Conall and I recently explored a bit of nearby Groton State Forest. At more than 26,000 acres, this forest is the second largest contiguous land holding of the State of Vermont. Conall strikes a pose as we head up the trail. The terrain is rolling, forested, and contains several bodies of water: Lake Groton (422… Continue reading Peacham Bog

Seeing Red

No, I'm not angry. Rather, I'm gobsmacked by the beautiful array of reds nature puts on display in Vermont this time of year. And to think the autumn colors show is just getting started! Let me show you what I mean. I started noticing red started in the leaves carpeting a rail trail where Conall… Continue reading Seeing Red

Poetic Fliers: Monarch Butterflies

One recent morning, as the boys and I were finishing our two-mile perambulation through the fields and woods across the road, I noticed a Monarch butterfly leave the maple trees alongside our path and begin its effortless dance through the air, in search of nectar. Then another Monarch departed from the maples just ahead of… Continue reading Poetic Fliers: Monarch Butterflies

Woolly Bears: A Sign of Autumn

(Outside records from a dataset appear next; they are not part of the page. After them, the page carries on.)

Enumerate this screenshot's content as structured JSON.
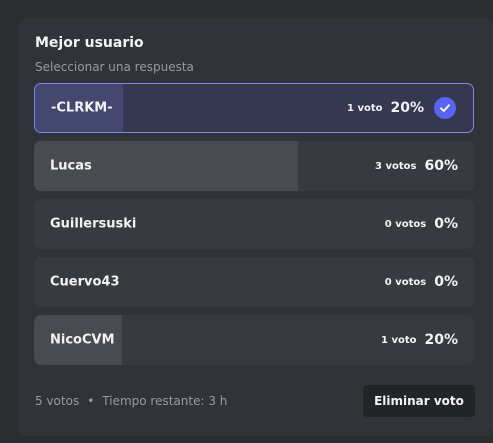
{
  "poll": {
    "question": "Mejor usuario",
    "instruction": "Seleccionar una respuesta",
    "options": [
      {
        "label": "-CLRKM-",
        "votes": "1 voto",
        "percent": "20%",
        "share": 0.2,
        "selected": true
      },
      {
        "label": "Lucas",
        "votes": "3 votos",
        "percent": "60%",
        "share": 0.6,
        "selected": false
      },
      {
        "label": "Guillersuski",
        "votes": "0 votos",
        "percent": "0%",
        "share": 0.0,
        "selected": false
      },
      {
        "label": "Cuervo43",
        "votes": "0 votos",
        "percent": "0%",
        "share": 0.0,
        "selected": false
      },
      {
        "label": "NicoCVM",
        "votes": "1 voto",
        "percent": "20%",
        "share": 0.2,
        "selected": false
      }
    ],
    "footer": {
      "total_votes": "5 votos",
      "separator": "•",
      "time_remaining": "Tiempo restante: 3 h"
    },
    "remove_vote_label": "Eliminar voto"
  },
  "colors": {
    "accent": "#5865f2",
    "selected_border": "#7f86e8"
  },
  "icons": {
    "selected_check": "check-circle-icon"
  }
}
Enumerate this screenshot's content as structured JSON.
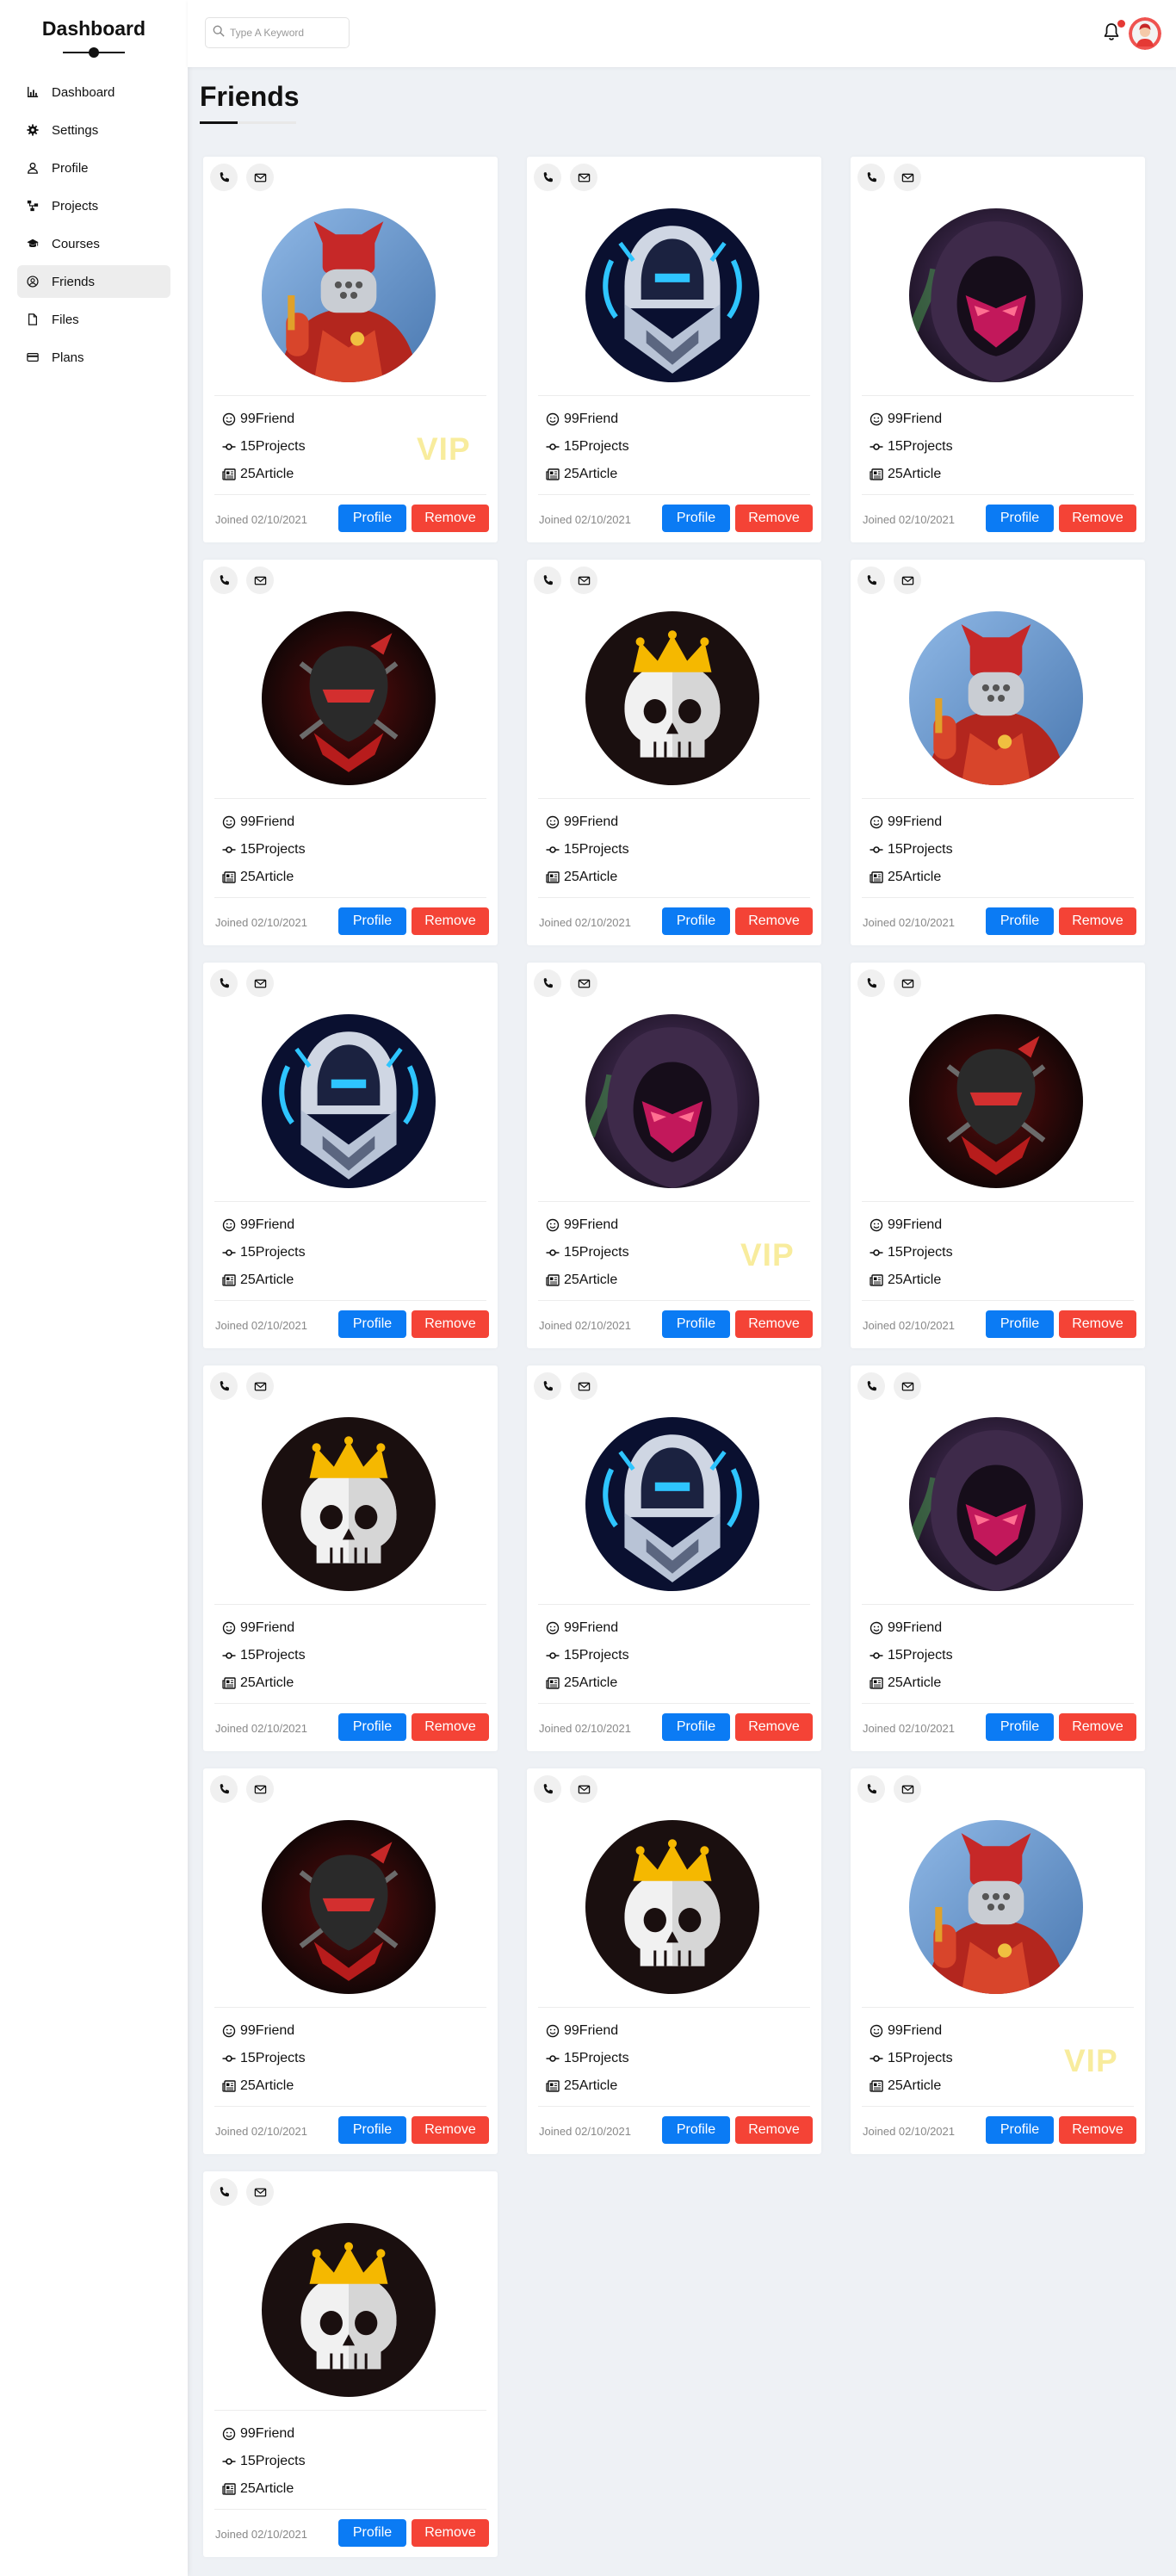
{
  "app": {
    "brand": "Dashboard",
    "page_title": "Friends"
  },
  "sidebar": {
    "items": [
      {
        "label": "Dashboard",
        "icon": "chart-icon"
      },
      {
        "label": "Settings",
        "icon": "gear-icon"
      },
      {
        "label": "Profile",
        "icon": "user-icon"
      },
      {
        "label": "Projects",
        "icon": "diagram-icon"
      },
      {
        "label": "Courses",
        "icon": "graduation-cap-icon"
      },
      {
        "label": "Friends",
        "icon": "user-circle-icon",
        "active": true
      },
      {
        "label": "Files",
        "icon": "file-icon"
      },
      {
        "label": "Plans",
        "icon": "credit-card-icon"
      }
    ]
  },
  "header": {
    "search_placeholder": "Type A Keyword",
    "has_notification": true
  },
  "colors": {
    "primary": "#0b7bf4",
    "danger": "#f44336",
    "vip": "#f7e98d",
    "notification_dot": "#e53935"
  },
  "card_labels": {
    "profile_button": "Profile",
    "remove_button": "Remove",
    "vip_badge": "VIP"
  },
  "friends": [
    {
      "avatar": "red-warrior",
      "friends": "99Friend",
      "projects": "15Projects",
      "articles": "25Article",
      "joined": "Joined 02/10/2021",
      "vip": true
    },
    {
      "avatar": "blue-assassin",
      "friends": "99Friend",
      "projects": "15Projects",
      "articles": "25Article",
      "joined": "Joined 02/10/2021",
      "vip": false
    },
    {
      "avatar": "purple-hood",
      "friends": "99Friend",
      "projects": "15Projects",
      "articles": "25Article",
      "joined": "Joined 02/10/2021",
      "vip": false
    },
    {
      "avatar": "red-ninja",
      "friends": "99Friend",
      "projects": "15Projects",
      "articles": "25Article",
      "joined": "Joined 02/10/2021",
      "vip": false
    },
    {
      "avatar": "skull-king",
      "friends": "99Friend",
      "projects": "15Projects",
      "articles": "25Article",
      "joined": "Joined 02/10/2021",
      "vip": false
    },
    {
      "avatar": "red-warrior",
      "friends": "99Friend",
      "projects": "15Projects",
      "articles": "25Article",
      "joined": "Joined 02/10/2021",
      "vip": false
    },
    {
      "avatar": "blue-assassin",
      "friends": "99Friend",
      "projects": "15Projects",
      "articles": "25Article",
      "joined": "Joined 02/10/2021",
      "vip": false
    },
    {
      "avatar": "purple-hood",
      "friends": "99Friend",
      "projects": "15Projects",
      "articles": "25Article",
      "joined": "Joined 02/10/2021",
      "vip": true
    },
    {
      "avatar": "red-ninja",
      "friends": "99Friend",
      "projects": "15Projects",
      "articles": "25Article",
      "joined": "Joined 02/10/2021",
      "vip": false
    },
    {
      "avatar": "skull-king",
      "friends": "99Friend",
      "projects": "15Projects",
      "articles": "25Article",
      "joined": "Joined 02/10/2021",
      "vip": false
    },
    {
      "avatar": "blue-assassin",
      "friends": "99Friend",
      "projects": "15Projects",
      "articles": "25Article",
      "joined": "Joined 02/10/2021",
      "vip": false
    },
    {
      "avatar": "purple-hood",
      "friends": "99Friend",
      "projects": "15Projects",
      "articles": "25Article",
      "joined": "Joined 02/10/2021",
      "vip": false
    },
    {
      "avatar": "red-ninja",
      "friends": "99Friend",
      "projects": "15Projects",
      "articles": "25Article",
      "joined": "Joined 02/10/2021",
      "vip": false
    },
    {
      "avatar": "skull-king",
      "friends": "99Friend",
      "projects": "15Projects",
      "articles": "25Article",
      "joined": "Joined 02/10/2021",
      "vip": false
    },
    {
      "avatar": "red-warrior",
      "friends": "99Friend",
      "projects": "15Projects",
      "articles": "25Article",
      "joined": "Joined 02/10/2021",
      "vip": true
    },
    {
      "avatar": "skull-king",
      "friends": "99Friend",
      "projects": "15Projects",
      "articles": "25Article",
      "joined": "Joined 02/10/2021",
      "vip": false
    }
  ]
}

No, Woolly Bears aren't large, furry mammals like black, brown, panda, or polar bears. The Woolly Bears I'm referring to are insects. They're the adorably fuzzy black-with-rust-band caterpillars that appear throughout the U.S. and parts of Canada and Mexico every autumn, usually in September. I remember being delighted spotting them as a child growing up… Continue reading Woolly Bears: A Sign of Autumn

Reinvention, Part Three: Comparing and Contrasting

Maybe, like me, you endured school essay assignments where you had to compare and contrast something. Who knew that skill could end up being a useful blogging tool? Each day as I explore my new environment in Vermont, I can’t help but compare what I experience here to what I knew for the first 48… Continue reading Reinvention, Part Three: Comparing and Contrasting

The Bumblers Have Returned

I'm referring to the large, fuzzy, pollen-collecting bumblebees, of course. Not some synonymous "blunderer, botcher, bungler, butcher, fumbler, sad sack, stumbler." These bumblebees love the columbine and lupine growing in my wildflower garden beside the house. Last year they appeared much earlier in June, so I was concerned, wondering if I'd see them again, but… Continue reading The Bumblers Have Returned

Prescribed Burns

My last post described the twin events of spring in the forests of Idaho's central mountains: blooming wildflowers and prescribed burns. By pure happenstance, the Forest Service decided to do prescribed burns in my two favored locations for springtime runs and hikes with my dogs: in the forest just a mile above my house, and… Continue reading Prescribed Burns

Spring in the Forest: Blooms and Burns

The morning of May 12th I awoke to the smell of smoke in the air, that pleasant sitting-around-a-campfire smell. At daybreak, I could also see it, hovering over the ground like a thin, dirty-white veil, wrapping my house and everything on the valley slope as it slowly rose to meet the forest. The feature photo… Continue reading Spring in the Forest: Blooms and Burns

Point of View

I continue pursuing emerging wildflowers as spring progresses in Idaho's mountains. I'm obsessed. I dream of a quiet man who explains nothing and defends nothing, but only knows where the rarest wildflowers are blooming, and who goes, and finds that he is smiling not by his own will.Wendell Berry A friend, Karen S, recently recommended… Continue reading Point of View